Work request – Every line in the entries where "JSON" is found should be copied.

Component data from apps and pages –
___

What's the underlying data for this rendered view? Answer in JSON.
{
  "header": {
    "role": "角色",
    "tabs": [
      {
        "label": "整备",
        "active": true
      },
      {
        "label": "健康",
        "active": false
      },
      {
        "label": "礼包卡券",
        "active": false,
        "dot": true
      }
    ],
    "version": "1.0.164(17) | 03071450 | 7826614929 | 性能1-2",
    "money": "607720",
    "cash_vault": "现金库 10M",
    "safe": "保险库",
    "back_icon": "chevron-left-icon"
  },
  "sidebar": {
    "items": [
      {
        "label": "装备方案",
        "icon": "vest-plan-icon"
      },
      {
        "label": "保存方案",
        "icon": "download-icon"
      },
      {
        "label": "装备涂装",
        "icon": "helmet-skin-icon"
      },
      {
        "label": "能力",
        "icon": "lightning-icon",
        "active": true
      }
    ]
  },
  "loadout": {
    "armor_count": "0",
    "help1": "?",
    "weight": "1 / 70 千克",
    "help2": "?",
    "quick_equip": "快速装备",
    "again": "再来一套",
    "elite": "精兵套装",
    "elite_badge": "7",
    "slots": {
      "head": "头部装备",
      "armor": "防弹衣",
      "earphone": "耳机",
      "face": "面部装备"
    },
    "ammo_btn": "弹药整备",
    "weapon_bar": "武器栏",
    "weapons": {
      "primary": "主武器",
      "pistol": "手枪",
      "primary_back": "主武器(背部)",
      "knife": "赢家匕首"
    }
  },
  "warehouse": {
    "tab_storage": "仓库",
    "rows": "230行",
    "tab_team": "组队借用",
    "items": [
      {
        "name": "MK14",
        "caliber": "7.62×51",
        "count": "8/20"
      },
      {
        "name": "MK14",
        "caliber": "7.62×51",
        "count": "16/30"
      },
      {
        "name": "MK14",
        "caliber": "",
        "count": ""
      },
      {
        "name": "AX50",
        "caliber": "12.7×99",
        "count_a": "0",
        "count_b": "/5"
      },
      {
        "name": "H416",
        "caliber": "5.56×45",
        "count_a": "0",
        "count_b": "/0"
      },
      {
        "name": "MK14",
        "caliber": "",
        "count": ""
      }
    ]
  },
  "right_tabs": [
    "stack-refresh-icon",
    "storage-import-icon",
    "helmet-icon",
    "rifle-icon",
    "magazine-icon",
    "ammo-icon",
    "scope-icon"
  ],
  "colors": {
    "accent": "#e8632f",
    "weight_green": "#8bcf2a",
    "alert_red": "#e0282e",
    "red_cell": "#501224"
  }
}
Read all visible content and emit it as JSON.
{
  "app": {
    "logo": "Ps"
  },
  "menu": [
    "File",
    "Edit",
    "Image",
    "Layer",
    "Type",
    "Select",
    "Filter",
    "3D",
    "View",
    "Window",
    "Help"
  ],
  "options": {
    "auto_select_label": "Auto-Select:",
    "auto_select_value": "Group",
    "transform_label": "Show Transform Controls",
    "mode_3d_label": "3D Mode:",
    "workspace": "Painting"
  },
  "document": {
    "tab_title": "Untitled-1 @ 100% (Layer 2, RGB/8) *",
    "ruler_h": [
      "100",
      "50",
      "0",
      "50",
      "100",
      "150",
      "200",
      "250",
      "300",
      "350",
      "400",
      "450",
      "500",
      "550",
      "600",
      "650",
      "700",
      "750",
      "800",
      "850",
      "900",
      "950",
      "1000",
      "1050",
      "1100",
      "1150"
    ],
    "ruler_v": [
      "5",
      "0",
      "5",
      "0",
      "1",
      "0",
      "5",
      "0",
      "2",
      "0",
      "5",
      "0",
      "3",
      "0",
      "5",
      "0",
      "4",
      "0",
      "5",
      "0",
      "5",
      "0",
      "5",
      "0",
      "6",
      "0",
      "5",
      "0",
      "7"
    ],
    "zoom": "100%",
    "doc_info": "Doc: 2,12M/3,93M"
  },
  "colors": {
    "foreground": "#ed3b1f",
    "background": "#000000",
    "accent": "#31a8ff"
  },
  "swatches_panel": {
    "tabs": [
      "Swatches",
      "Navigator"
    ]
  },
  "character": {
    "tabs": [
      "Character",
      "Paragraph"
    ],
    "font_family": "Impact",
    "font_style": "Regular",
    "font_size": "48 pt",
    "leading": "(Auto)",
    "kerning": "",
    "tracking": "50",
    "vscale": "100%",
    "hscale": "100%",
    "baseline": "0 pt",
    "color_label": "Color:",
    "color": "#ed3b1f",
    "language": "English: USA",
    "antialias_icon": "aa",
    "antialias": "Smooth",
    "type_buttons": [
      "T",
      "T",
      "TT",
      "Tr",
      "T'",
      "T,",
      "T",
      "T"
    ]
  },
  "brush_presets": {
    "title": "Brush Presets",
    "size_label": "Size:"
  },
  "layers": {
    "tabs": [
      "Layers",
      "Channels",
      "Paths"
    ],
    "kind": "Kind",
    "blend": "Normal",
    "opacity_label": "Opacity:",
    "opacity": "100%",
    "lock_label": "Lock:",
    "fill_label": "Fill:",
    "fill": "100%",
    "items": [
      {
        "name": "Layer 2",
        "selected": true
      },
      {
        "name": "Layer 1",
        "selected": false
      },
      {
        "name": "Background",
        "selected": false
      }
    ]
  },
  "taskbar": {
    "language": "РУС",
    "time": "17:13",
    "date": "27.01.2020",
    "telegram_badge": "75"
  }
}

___

Task solution –
What's the underlying data for this rendered view? Answer in JSON.
Read all visible content and emit it as JSON.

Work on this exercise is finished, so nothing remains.